The Ridgecrest earthquakes shook Californians both physically and metaphorically. After about two decades with no major quakes, it’s a wakeup call that we need to be prepared. Here in Kern County there’s another fault even closer to Bakersfield, that has recently begun to move. Scientists believe it was triggered by the Ridgecrest quakes.
17’s Maddie Janssen took a trip to a part of the Garlock fault zone where the quakes have been centered recently. It’s about 77 miles from Bakersfield in the Mojave desert. The Garlock fault zone makes up the northern edge of the Mojave and for the first time since scientists have been gathering data on it, it’s begun to move.
“The Garlock fault is the border between the Sierras and the Mojave and all these different regions. It’s a really interesting fault, and I don’t know that we really understand what’s going on with it yet.” Geologist and Seismologist Emily Fisher talks with enthusiasm about the Garlock.
It stretches 160 miles and runs parallel to the much smaller White Wolf fault that caused the 1952 earthquakes.
The Garlock borders communities like Mojave, Tehahcpai and Frazier Park, and dead ends into the San Andreas fault.
“Where it steps over is where we have seen a handful of earthquakes since Ridgecrest last year,” says Fisher. Those quakes have been small, nothing bigger than a magnitude 3.2.
They’re significant for one reason: “We haven’t seen motion on the Garlock fault in human history. I will say that human history, and as long as we have been recording, is not that long for a fault.”
Fisher says the last large quake on along the Garlock was probably several hundred years ago. But that doesn’t necessarily mean something big is coming in our lifetime. “It’s accurate to say, ‘yeah it might be past due,’ but then it could wait for 300 years.”
Scientists say the Garlock is capable of of producing a magnitude 8.0 temblor, but Fisher says that’s a worst case scenario. “It sounds really scary and it is possible, but it is unlikely, it is improbable. A lot of those calculations, you go through and say, well the fault is this long and if the whole thing ruptured at the same time, it could be this big. Usually they don’t rupture along the whole length of them, usually they’re not the big one.”
If the Garlock ruptured in a sizable quake, the communities that could be most affected would be Mojave, Johannesburg, Tehachapi and Frazier Park; they lie right along the fault zone. Bakersfield would certainly feel the shaking. And the Isabella dam could also be of concern. Fisher says that’s the first thing local officials would likely be checking on.

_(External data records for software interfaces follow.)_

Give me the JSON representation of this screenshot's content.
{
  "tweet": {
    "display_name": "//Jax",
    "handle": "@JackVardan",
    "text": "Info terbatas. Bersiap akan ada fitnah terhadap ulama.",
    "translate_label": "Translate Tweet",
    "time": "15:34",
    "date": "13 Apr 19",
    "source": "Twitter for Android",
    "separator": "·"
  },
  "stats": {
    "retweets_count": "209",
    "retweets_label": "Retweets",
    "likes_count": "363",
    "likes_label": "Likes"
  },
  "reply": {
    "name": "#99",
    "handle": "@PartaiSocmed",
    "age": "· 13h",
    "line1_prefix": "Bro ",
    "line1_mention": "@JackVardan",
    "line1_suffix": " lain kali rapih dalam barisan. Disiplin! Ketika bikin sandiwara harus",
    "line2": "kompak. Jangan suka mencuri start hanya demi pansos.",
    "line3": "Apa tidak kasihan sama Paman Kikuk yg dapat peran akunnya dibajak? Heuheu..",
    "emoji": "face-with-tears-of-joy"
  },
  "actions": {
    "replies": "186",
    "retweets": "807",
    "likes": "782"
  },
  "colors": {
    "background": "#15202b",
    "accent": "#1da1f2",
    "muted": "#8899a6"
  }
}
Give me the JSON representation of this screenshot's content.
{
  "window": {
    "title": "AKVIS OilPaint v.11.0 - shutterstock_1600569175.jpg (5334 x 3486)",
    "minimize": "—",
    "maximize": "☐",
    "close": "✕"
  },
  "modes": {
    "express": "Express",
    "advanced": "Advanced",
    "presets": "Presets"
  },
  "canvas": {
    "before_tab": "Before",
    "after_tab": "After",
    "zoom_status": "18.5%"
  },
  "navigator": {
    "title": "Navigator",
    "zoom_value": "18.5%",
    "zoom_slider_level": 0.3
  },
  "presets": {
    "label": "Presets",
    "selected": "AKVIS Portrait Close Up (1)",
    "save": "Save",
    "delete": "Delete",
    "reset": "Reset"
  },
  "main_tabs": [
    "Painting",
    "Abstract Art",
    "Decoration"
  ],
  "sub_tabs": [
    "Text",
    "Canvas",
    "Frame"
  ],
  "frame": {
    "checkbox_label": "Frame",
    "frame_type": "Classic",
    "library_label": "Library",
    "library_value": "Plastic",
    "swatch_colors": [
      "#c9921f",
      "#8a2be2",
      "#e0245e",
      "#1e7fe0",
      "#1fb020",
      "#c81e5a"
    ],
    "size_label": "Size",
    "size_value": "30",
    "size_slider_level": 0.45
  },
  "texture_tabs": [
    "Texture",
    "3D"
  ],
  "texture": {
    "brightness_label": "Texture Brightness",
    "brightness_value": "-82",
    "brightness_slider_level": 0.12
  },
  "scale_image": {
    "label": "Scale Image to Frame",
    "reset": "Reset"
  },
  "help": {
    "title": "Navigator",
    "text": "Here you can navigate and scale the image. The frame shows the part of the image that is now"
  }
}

Fisher says it’s really hard to draw any conclusions from the recent movement along the Garlock, except to say that we should all be prepared now.